» **HOW TO COMPLETE THIS TASK**:
Identify each line below that contains the word "title", and copy it out.

» **SOURCE DATA**:
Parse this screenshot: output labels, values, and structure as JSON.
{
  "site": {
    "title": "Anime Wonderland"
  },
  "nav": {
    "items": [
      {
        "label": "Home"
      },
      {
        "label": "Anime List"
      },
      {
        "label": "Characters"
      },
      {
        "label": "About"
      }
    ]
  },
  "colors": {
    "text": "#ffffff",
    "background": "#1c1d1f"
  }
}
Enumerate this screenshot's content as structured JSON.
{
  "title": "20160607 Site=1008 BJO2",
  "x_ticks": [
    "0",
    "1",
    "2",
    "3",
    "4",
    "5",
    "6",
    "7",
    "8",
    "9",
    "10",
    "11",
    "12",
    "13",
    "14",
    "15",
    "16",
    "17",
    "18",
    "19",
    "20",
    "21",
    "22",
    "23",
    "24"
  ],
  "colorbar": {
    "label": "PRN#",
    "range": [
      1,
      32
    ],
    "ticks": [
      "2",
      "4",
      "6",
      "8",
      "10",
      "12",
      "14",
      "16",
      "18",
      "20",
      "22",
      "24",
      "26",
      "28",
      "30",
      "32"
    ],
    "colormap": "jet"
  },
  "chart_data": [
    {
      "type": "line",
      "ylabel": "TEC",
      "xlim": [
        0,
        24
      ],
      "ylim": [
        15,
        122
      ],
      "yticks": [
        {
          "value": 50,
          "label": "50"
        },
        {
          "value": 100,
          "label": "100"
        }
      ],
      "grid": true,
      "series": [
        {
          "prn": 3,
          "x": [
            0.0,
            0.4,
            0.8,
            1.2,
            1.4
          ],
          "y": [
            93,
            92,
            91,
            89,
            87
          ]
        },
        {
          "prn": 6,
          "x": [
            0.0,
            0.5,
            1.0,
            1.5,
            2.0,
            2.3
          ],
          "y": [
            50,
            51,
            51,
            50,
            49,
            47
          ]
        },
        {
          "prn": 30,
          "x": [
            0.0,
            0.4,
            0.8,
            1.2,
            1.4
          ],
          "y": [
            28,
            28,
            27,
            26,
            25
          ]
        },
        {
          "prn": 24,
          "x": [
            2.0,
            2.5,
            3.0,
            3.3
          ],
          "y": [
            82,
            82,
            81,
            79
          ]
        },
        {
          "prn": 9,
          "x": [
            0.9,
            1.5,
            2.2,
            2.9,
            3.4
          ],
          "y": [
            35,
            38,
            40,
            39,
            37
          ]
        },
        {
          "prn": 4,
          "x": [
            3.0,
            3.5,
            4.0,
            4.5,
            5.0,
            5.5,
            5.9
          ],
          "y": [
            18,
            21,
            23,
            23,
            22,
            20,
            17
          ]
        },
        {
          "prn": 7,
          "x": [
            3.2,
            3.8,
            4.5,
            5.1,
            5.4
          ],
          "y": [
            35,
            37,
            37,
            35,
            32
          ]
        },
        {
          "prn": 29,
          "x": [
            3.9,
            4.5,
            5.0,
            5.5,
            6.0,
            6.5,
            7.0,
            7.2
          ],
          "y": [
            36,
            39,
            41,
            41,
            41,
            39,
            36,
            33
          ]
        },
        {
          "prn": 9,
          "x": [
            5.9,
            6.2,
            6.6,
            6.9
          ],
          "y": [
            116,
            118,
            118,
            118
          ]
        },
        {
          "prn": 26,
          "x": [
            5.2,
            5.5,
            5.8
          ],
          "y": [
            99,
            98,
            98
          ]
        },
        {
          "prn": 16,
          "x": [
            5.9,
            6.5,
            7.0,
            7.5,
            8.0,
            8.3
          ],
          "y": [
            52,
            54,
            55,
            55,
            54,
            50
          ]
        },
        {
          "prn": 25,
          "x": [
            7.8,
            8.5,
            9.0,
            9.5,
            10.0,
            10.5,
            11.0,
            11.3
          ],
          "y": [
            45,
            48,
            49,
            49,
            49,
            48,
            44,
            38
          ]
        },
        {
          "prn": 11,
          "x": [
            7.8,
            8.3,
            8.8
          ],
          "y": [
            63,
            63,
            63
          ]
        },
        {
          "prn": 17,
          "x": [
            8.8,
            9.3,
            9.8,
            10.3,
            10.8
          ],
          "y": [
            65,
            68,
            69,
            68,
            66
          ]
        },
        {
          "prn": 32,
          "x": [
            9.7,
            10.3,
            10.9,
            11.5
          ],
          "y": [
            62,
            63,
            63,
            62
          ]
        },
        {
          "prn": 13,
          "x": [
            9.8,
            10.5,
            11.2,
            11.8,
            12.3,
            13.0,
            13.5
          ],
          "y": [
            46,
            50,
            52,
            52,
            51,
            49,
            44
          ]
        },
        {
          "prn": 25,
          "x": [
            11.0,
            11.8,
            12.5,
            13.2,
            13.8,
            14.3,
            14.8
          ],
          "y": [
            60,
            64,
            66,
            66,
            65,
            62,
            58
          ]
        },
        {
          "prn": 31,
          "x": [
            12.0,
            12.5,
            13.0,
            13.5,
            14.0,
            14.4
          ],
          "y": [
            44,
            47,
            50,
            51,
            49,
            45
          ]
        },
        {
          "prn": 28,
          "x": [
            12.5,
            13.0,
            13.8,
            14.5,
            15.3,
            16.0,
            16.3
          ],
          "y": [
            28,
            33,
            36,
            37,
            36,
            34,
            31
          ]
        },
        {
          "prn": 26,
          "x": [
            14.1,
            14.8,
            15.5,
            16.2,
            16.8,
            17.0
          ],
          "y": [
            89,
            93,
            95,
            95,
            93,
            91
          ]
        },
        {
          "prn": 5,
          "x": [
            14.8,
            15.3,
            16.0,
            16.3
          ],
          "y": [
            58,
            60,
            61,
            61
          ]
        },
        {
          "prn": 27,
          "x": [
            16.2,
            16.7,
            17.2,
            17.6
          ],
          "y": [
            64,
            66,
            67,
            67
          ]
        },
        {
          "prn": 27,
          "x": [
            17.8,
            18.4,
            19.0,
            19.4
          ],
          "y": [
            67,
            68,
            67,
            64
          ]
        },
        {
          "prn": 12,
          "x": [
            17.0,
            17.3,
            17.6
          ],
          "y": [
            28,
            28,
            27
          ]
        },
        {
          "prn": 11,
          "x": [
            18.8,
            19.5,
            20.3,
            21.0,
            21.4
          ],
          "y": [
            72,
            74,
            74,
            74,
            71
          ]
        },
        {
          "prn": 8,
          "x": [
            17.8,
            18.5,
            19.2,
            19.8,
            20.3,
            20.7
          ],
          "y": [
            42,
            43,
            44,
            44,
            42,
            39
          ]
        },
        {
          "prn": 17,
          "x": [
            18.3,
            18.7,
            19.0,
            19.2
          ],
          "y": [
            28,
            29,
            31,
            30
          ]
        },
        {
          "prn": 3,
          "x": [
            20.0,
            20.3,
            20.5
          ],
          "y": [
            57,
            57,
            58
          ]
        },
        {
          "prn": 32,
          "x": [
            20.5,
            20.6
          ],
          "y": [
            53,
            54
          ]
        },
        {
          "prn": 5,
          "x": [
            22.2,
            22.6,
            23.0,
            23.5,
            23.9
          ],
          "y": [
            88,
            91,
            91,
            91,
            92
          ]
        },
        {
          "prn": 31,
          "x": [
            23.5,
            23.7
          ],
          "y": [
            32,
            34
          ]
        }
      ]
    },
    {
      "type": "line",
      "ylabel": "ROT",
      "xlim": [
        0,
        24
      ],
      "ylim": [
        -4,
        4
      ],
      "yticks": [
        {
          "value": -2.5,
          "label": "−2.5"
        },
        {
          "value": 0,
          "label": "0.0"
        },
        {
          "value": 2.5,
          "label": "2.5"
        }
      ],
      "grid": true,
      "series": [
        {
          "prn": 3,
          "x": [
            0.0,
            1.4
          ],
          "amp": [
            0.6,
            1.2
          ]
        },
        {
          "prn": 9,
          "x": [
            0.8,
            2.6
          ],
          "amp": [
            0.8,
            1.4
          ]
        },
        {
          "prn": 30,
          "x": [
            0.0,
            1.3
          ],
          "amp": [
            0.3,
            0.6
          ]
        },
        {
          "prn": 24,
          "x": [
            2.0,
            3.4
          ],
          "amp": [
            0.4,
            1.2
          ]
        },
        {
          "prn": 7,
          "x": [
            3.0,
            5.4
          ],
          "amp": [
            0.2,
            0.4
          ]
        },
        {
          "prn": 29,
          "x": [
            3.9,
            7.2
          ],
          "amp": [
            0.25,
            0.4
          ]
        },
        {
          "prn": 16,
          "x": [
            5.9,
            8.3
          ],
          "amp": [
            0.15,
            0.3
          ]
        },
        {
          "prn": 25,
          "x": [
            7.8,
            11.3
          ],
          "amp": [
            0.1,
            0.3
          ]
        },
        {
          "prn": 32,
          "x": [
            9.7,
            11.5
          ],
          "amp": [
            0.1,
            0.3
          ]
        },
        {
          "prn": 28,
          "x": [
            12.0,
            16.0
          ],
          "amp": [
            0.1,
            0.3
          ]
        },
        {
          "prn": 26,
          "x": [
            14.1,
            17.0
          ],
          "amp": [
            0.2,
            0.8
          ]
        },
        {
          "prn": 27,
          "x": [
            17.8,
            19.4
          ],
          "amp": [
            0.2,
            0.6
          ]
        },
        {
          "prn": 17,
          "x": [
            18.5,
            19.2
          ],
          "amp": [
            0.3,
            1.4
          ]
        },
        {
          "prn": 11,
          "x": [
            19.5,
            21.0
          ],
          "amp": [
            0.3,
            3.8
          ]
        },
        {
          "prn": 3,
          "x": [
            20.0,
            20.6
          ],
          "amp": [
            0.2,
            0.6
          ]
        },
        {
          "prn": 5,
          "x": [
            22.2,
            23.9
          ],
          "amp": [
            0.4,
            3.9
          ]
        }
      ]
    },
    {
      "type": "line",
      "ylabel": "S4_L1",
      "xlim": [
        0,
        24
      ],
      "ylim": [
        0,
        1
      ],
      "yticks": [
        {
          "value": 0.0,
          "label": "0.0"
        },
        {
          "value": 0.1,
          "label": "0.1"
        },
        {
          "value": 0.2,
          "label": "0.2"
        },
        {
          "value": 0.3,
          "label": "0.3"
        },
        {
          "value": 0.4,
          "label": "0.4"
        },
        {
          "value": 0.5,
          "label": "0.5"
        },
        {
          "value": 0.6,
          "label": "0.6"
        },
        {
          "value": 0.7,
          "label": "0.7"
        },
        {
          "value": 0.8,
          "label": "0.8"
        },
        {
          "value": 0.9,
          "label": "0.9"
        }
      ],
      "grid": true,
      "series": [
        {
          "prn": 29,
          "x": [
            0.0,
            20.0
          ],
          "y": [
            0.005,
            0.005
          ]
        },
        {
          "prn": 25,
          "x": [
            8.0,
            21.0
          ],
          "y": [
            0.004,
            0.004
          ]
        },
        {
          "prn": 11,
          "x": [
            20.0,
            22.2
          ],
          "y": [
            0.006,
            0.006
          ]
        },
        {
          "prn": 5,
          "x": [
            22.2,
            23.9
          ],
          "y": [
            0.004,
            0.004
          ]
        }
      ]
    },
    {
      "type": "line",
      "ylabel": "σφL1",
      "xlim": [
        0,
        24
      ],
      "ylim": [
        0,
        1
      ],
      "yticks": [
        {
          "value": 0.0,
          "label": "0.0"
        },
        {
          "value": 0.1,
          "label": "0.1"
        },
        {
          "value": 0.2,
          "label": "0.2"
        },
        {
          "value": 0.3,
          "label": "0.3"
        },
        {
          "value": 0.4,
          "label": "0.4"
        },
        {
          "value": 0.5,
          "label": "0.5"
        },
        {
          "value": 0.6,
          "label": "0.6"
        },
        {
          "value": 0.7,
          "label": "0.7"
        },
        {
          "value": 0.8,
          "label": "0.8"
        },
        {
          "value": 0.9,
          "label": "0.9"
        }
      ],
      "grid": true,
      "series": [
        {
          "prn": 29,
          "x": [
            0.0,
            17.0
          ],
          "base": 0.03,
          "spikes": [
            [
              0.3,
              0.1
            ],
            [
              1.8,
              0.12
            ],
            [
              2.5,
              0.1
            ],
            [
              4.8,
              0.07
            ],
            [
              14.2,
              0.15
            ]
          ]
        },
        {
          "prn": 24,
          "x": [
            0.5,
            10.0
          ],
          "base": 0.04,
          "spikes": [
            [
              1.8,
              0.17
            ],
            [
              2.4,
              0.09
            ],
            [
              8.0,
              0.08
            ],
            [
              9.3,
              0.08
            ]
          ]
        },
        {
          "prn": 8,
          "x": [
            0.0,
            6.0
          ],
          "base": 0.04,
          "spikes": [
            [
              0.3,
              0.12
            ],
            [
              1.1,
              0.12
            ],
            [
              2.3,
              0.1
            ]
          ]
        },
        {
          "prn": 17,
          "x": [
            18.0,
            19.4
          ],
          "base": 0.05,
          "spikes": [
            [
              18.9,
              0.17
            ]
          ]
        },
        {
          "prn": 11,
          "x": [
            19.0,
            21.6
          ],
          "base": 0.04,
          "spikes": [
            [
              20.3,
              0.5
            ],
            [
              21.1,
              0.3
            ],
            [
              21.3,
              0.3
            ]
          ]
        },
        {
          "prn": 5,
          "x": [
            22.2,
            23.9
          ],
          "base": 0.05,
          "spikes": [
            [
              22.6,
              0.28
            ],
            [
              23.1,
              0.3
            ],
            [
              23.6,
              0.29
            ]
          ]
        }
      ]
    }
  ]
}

» **TASK ANSWER**:
    "title": "Anime Wonderland"
  "title": "20160607 Site=1008 BJO2",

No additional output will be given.